By default checkboxes have three statuses indicated by images: un-checked(0), gray-checked(1) and checked(2). If an item is checked or un-checked, then all its descendants have the same status. If an item is gray-checked, then its descendants have various statuses. When the status of an item changes, all the descendants of that item change to the same status, and all its ancestors change to gray-checked.

For non-default status-changing behavior, specify checkbox-next-map . The value can be

When the status of an item is changed, the statuses of items above and below it in the tree may also be changed: the system recurses up and down the tree using checkbox-parent-function and checkbox-child-function respectively.

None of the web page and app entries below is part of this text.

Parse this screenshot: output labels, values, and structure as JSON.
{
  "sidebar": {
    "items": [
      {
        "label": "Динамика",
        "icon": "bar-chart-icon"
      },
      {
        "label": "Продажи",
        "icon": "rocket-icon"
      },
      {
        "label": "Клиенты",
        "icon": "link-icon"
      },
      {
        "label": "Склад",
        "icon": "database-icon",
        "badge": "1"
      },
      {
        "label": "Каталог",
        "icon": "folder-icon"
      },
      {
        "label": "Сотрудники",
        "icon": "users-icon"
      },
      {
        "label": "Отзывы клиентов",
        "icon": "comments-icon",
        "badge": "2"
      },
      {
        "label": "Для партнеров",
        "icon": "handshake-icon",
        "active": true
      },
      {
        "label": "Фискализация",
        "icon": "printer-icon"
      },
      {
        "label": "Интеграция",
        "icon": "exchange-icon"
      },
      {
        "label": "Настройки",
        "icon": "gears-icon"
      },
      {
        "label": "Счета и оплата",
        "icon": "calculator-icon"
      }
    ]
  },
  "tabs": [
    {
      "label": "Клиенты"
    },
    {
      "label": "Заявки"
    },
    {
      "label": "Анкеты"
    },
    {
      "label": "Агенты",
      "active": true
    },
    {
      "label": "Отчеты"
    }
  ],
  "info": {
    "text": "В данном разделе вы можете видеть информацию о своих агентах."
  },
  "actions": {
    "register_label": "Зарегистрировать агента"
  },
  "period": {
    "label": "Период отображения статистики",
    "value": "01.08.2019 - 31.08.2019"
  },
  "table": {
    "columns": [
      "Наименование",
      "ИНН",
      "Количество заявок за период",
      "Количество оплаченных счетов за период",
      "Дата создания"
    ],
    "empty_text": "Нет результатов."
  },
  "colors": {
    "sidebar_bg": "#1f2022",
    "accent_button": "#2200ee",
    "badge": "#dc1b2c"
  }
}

To recurse upwards, checkbox-parent-function is called on the parent with five arguments: the parent, the parent's status, the item, the item's status and an flag which is non-nil if all the items at the same level as the item now have the same status:

checkbox-parent-function parent parent-status item item-status all-items-same-p => new-parent-status , recurse-up , recurse-down

If new-parent-status differs from parent-status , then the status of parent is set to new-parent-status . If recurse-up is non-nil, then the system recurses up from parent, and if recurse-down is non-nil, the system recurses down. The default checkbox-parent-function returns (values new-item-status t nil) where new-item-status is item-status if all-items-same-p is non-nil and 1 otherwise.

To recurse downwards, checkbox-child-function is called on each child with four arguments and the results are used similarly to those of checkbox-parent-function :

checkbox-child-function child child-status item item-status => new-child-status , recurse-up , recurse-down

The default checkbox-child-function returns (values parent-status nil t).

Note: if an item has never been expanded, then it has no children. If an item has been collapsed, then it has children even though they are not currently visible.

checkbox-parent-function and checkbox-child-function should not modify the tree in any way.

checkbox-change-callback takes three arguments: the tree, a list of items and their new status:

checkbox-change-callback tree items new-status

This is called after the new statuses of items and their ancestors and descendants have been resolved.

checkbox-initial-status is used the first time that each specified item, which can be anywhere in the tree, appears. The value is a list of conses of items and their initial statuses, for example ((item1. 2) (item2. 0)). When item is displayed, its status is set from this list or, if item is not specified, from checkbox-status . Items are removed from the list when they are displayed and setting the list does not affect the checkbox status of items that have already been displayed. Note that check boxes are not supported on Cocoa.

The default value of vertical-scroll in a tree-view is t.

  1. Since the items of a tree view are not computed until display time, the choice initarg :selected-item has no effect. See the examples in interface-display for a way to set the selected item in a tree view.
  2. Although tree-view is a subclass of collection, it does its own items handling and you must not access its items and related slots directly. In particular for tree-view do not pass :items, :items-count-function, :items-get-function or :items-map-function, and do not use the corresponding accessors.
  3. On Microsoft Windows, the system always sets the input focus to the tree-view after its selection-callback returns. If you need this callback to set the focus elsewhere, call set-pane-focus outside the callback, like this:
(mp:process-send process
  (list 'capi:set-pane-focus pane

This example shows how to combine an XML parser with tree-view to display an RSS file.

(example-edit-file "capi/applications/rss-reader")

There are further examples in Self-contained examples.

See also

CAPI elements
Choices - panes with items
Working with images
Drag and Drop

CAPI User Guide and Reference Manual (Windows version) - 25 Feb 2015